DHS cautions that the numbers on assistance by employer may not be precise and it would not break down participation by program. But here are the results: 1) state of Arkansas, 3,004; 2) Wal-Mart, 3,971; 3) Tyson, 1,738; 4) federal government, not available; 5) J.B. Hunt, 48; 6) Baptist Health, 335; 7) Triad Hospitals, 3; 8) Alltel, 54; 9) Pilgrim’s Pride, 488; 10) Whirlpool, 57. All these employ at least 2,500 people in Arkansas.
Wal-Mart employs 44,638 in Arkansas, so 8.9 percent of its employees receive public assistance. The state has 51,405 employees, which means 5.8 percent are on public assistance. The DHS, however, also checked Kroger and Target, two competing retail chains and found Wal-Mart only marginally worse than those two — with Target showing 8.6 percent of its 1,200 employees on welfare in Arkansas and Kroger 8.1 of its 3,200 employees. Neither of those chains, however, has anything but retail stores in the state. Wal-Mart has a large continent of white collar workers at its Bentonville headquarters that presumably make better wages than store clerks.
ON-LINE UPDATE: This item has been updated since we went to press with a change in the number of Wal-Mart employees and comments from the retailer. Read it here on the Arkansas Blog.
White line fever

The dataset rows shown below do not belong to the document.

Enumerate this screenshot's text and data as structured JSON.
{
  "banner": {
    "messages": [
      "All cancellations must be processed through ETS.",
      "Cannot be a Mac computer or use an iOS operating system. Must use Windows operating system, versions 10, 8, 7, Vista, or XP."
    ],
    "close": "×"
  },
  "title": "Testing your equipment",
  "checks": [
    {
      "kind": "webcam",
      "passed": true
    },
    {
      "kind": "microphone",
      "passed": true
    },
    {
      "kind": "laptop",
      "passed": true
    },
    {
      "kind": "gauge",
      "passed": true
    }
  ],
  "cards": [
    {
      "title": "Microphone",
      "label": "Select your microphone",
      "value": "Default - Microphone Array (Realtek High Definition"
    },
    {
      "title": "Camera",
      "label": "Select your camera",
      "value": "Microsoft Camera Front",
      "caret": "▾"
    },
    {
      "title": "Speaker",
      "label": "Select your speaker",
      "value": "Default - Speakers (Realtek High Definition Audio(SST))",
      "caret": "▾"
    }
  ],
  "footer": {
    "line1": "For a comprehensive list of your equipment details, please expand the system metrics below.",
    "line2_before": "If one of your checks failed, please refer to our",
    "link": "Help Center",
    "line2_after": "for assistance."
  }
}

No, if you happened to drive on the I-30 frontage roads near the Saline County line Tuesday morning, you weren’t seeing things. Due to what Arkansas Highway and Transportation Department officials called an “equipment malfunction,” there was a wavering, spray-painted line running for four miles down the blacktop.
Farrell Wilson, special projects coordinator with the AHTD, said the wayward stripe got put down Sunday night. “They were working on some striping on the eastbound frontage road and the driver of the equipment was circling back around and trying to go back to the beginning of the job area he was working on,” Wilson said. “Somehow there was an equipment malfunction, a timer or something, and he didn’t realize that the machine and the pump were turned on.”

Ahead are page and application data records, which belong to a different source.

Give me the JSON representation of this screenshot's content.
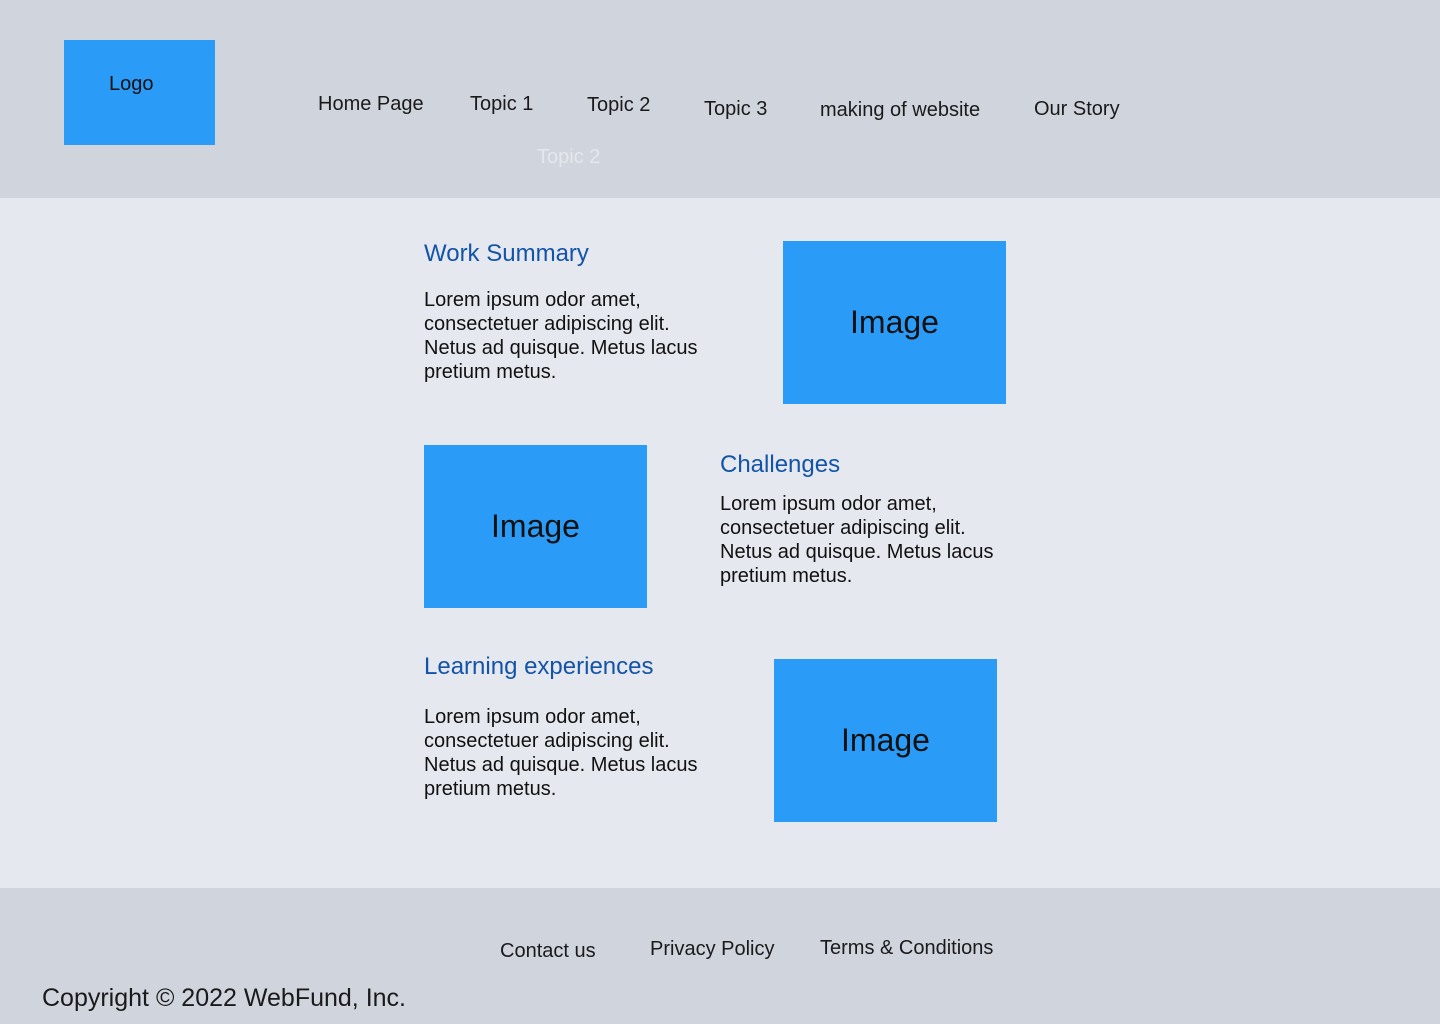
{
  "header": {
    "logo_label": "Logo",
    "nav": [
      {
        "label": "Home Page"
      },
      {
        "label": "Topic 1"
      },
      {
        "label": "Topic 2"
      },
      {
        "label": "Topic 3"
      },
      {
        "label": "making of website"
      },
      {
        "label": "Our Story"
      }
    ],
    "ghost_item": "Topic 2"
  },
  "sections": [
    {
      "title": "Work Summary",
      "body": "Lorem ipsum odor amet, consectetuer adipiscing elit. Netus ad quisque. Metus lacus pretium metus.",
      "image_label": "Image"
    },
    {
      "title": "Challenges",
      "body": "Lorem ipsum odor amet, consectetuer adipiscing elit. Netus ad quisque. Metus lacus pretium metus.",
      "image_label": "Image"
    },
    {
      "title": "Learning experiences",
      "body": "Lorem ipsum odor amet, consectetuer adipiscing elit. Netus ad quisque. Metus lacus pretium metus.",
      "image_label": "Image"
    }
  ],
  "footer": {
    "links": [
      {
        "label": "Contact us"
      },
      {
        "label": "Privacy Policy"
      },
      {
        "label": "Terms & Conditions"
      }
    ],
    "copyright": "Copyright © 2022 WebFund, Inc."
  },
  "colors": {
    "header_bg": "#d0d4dd",
    "main_bg": "#e5e8ee",
    "accent_blue": "#2a9cf8",
    "title_blue": "#1454a8"
  }
}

Wilson said AHTD crews were hard at work removing the extra stripe, using grinders and sandblasters to erase their mistake.
Going in to Battle
Christopher Battle, a former top aide to Asa Hutchinson, this week announced that he will resign as chief of staff to U.S. Rep. Katherine Harris and move to Little Rock. (Yes, that Katherine Harris, who was Florida’s secretary of state during the 2000 election.)
The Hill newspaper said Battle “cited family reasons.” He has a newborn and family in Arkansas. However, he was Hutchinson’s top communications officer on Capitol Hill and at the Drug Enforcement Agency. (Before that, he worked as an assistant editorial page editor at the Arkansas Democrat-Gazette.) The timing of Battle’s decision to leave Harris’ office — just days after Hutchinson announced his candidacy for Arkansas governor — suggests that he might be heading home to work on the gubernatorial campaign.
UPDATE: After this item went to press, we learned that Battle had been named campaign manager for Hutchinson.
Hillcrest happenings
Things we wouldn’t know if we didn’t attend the Hillcrest Residents Association meeting:
Coming soon is a serious effort to develop an “overlay” planning district for Hillcrest. This could include guidance on the density and scale of future development. A previous effort to have a local ordinance historic district in the neighborhood failed and left many angry neighbors. The new effort is certain to engage the politically active neighborhood.
Central Arkansas Water Commissioner Jane Dickey, who doesn’t talk to the press, does talk to the League of Women Voters, of which she’s a member. She’s been lobbying for league support of her resolution that the commission compromise with Deltic Timber (a client of Dickey’s law firm) on development issues in the Lake Maumelle watershed so Deltic will pull down its legislation to destroy the water utility’s condemnation powers. No word yet on what the League will decide. Against, we hope. The moratorium Dickey seeks will raise the cost of condemning the Deltic land plus give Deltic time to get more support in the legislature to avoid condemnation altogether.